Abstract

Introduction: Seed removal by ants is an interaction that may greatly affect the dynamic and structure of the vegetation. This aspect is well known for granivorous ants; however, there is little information on the effect of omnivorous ants. Objective: To assess the potential impact of the omnivorous ant Dorymyrmex insanus on vegetation. Methods: In the Pedregal Reserve, Mexico City, we identified the items in the refuse piles of ten ant colonies, for one year, covering the rainy and dry seasons. For each season we calculated seed diversity and analyzed the possible relationship between seed size and their abundance in the refuse piles, with regression models. We also did germination tests with seeds of Tagetes micrantha, comparing seeds from piles and from plants. Results: D. insanus removed seeds of 19 plant species as well as plant remains (such as leaves, twigs, roots), and remains of insects. Seed diversity was higher in the rainy season but the greatest abundance was in the dry season. When analyzing the relationship between seed length and abundance in the refuse piles, we found that the ants preferred seeds of around 10 mm. We also found that more seeds of T. micrantha germinated when they were previously handled by ants.
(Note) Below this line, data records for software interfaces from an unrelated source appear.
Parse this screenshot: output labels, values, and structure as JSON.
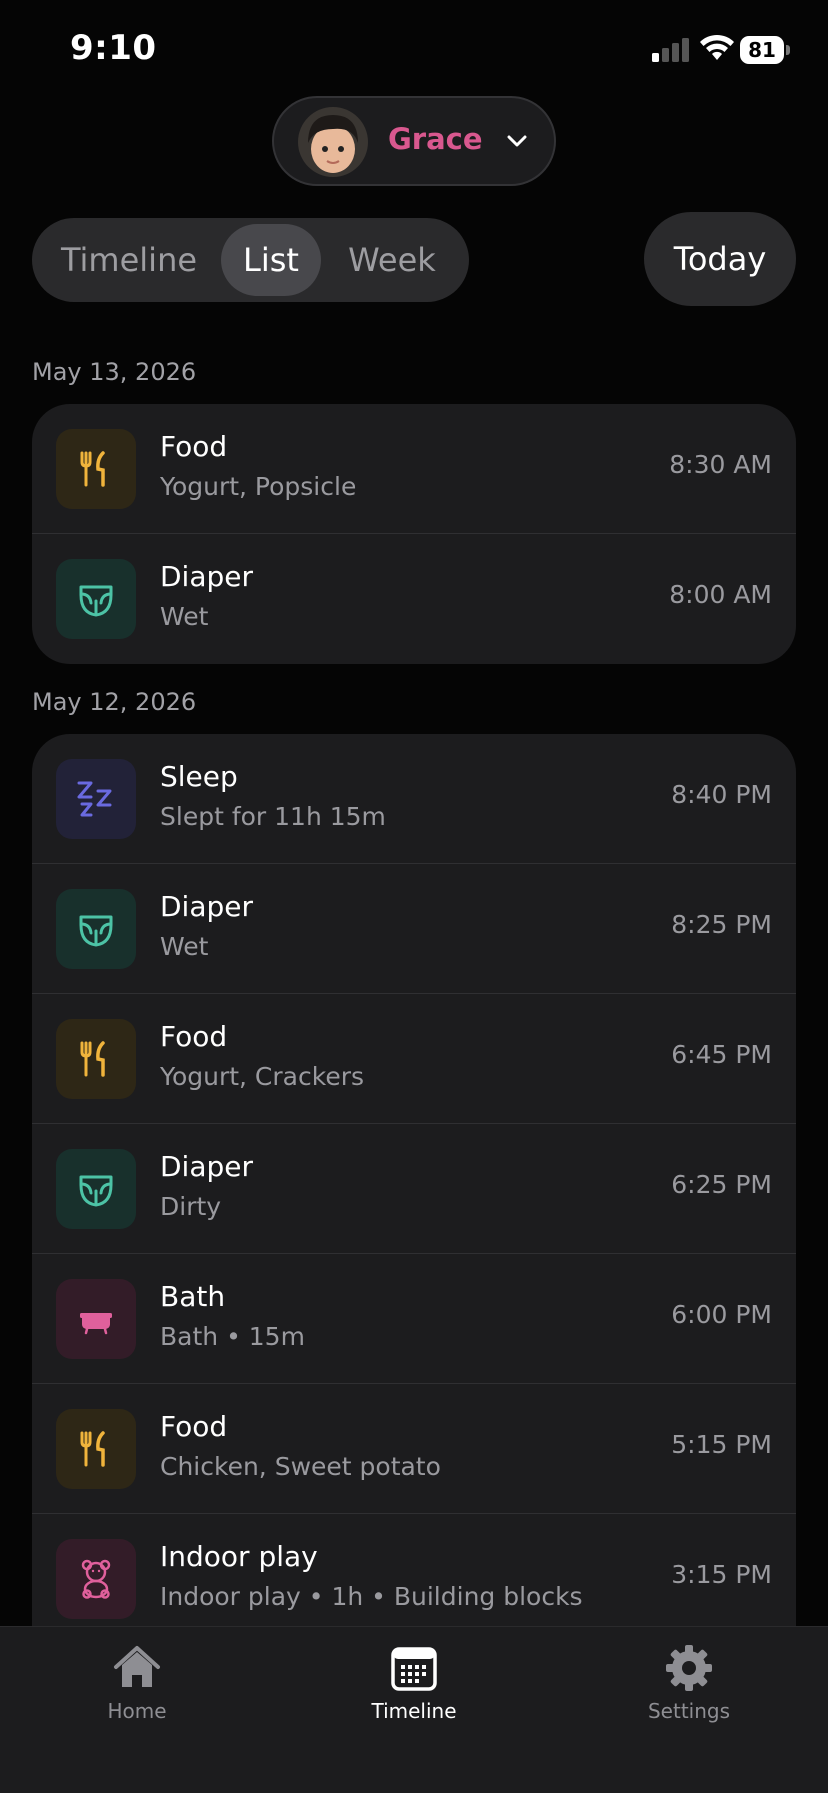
{
  "status_bar": {
    "time": "9:10",
    "battery": "81"
  },
  "profile": {
    "name": "Grace"
  },
  "view_tabs": [
    {
      "label": "Timeline",
      "active": false
    },
    {
      "label": "List",
      "active": true
    },
    {
      "label": "Week",
      "active": false
    }
  ],
  "today_button": "Today",
  "sections": [
    {
      "date": "May 13, 2026",
      "entries": [
        {
          "type": "food",
          "icon": "fork-knife-icon",
          "title": "Food",
          "subtitle": "Yogurt, Popsicle",
          "time": "8:30 AM"
        },
        {
          "type": "diaper",
          "icon": "diaper-icon",
          "title": "Diaper",
          "subtitle": "Wet",
          "time": "8:00 AM"
        }
      ]
    },
    {
      "date": "May 12, 2026",
      "entries": [
        {
          "type": "sleep",
          "icon": "zzz-icon",
          "title": "Sleep",
          "subtitle": "Slept for 11h 15m",
          "time": "8:40 PM"
        },
        {
          "type": "diaper",
          "icon": "diaper-icon",
          "title": "Diaper",
          "subtitle": "Wet",
          "time": "8:25 PM"
        },
        {
          "type": "food",
          "icon": "fork-knife-icon",
          "title": "Food",
          "subtitle": "Yogurt, Crackers",
          "time": "6:45 PM"
        },
        {
          "type": "diaper",
          "icon": "diaper-icon",
          "title": "Diaper",
          "subtitle": "Dirty",
          "time": "6:25 PM"
        },
        {
          "type": "bath",
          "icon": "bathtub-icon",
          "title": "Bath",
          "subtitle": "Bath • 15m",
          "time": "6:00 PM"
        },
        {
          "type": "food",
          "icon": "fork-knife-icon",
          "title": "Food",
          "subtitle": "Chicken, Sweet potato",
          "time": "5:15 PM"
        },
        {
          "type": "play",
          "icon": "teddy-bear-icon",
          "title": "Indoor play",
          "subtitle": "Indoor play • 1h • Building blocks",
          "time": "3:15 PM"
        }
      ]
    }
  ],
  "bottom_tabs": [
    {
      "label": "Home",
      "icon": "home-icon",
      "active": false
    },
    {
      "label": "Timeline",
      "icon": "calendar-icon",
      "active": true
    },
    {
      "label": "Settings",
      "icon": "gear-icon",
      "active": false
    }
  ],
  "colors": {
    "accent_name": "#d9588f",
    "food": "#f0b43c",
    "diaper": "#4cc3a6",
    "sleep": "#6a6ae0",
    "bath": "#e0609c"
  }
}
Conclusions: The ant D. insanus actively participates in the removal of seeds from several species, favoring germination, and seasonality affects the selectivity of resources.

Keywords: Ecological reserve Pedregal de San Angel, omnivorous ants, seed removal, seed size, Tagetes micrantha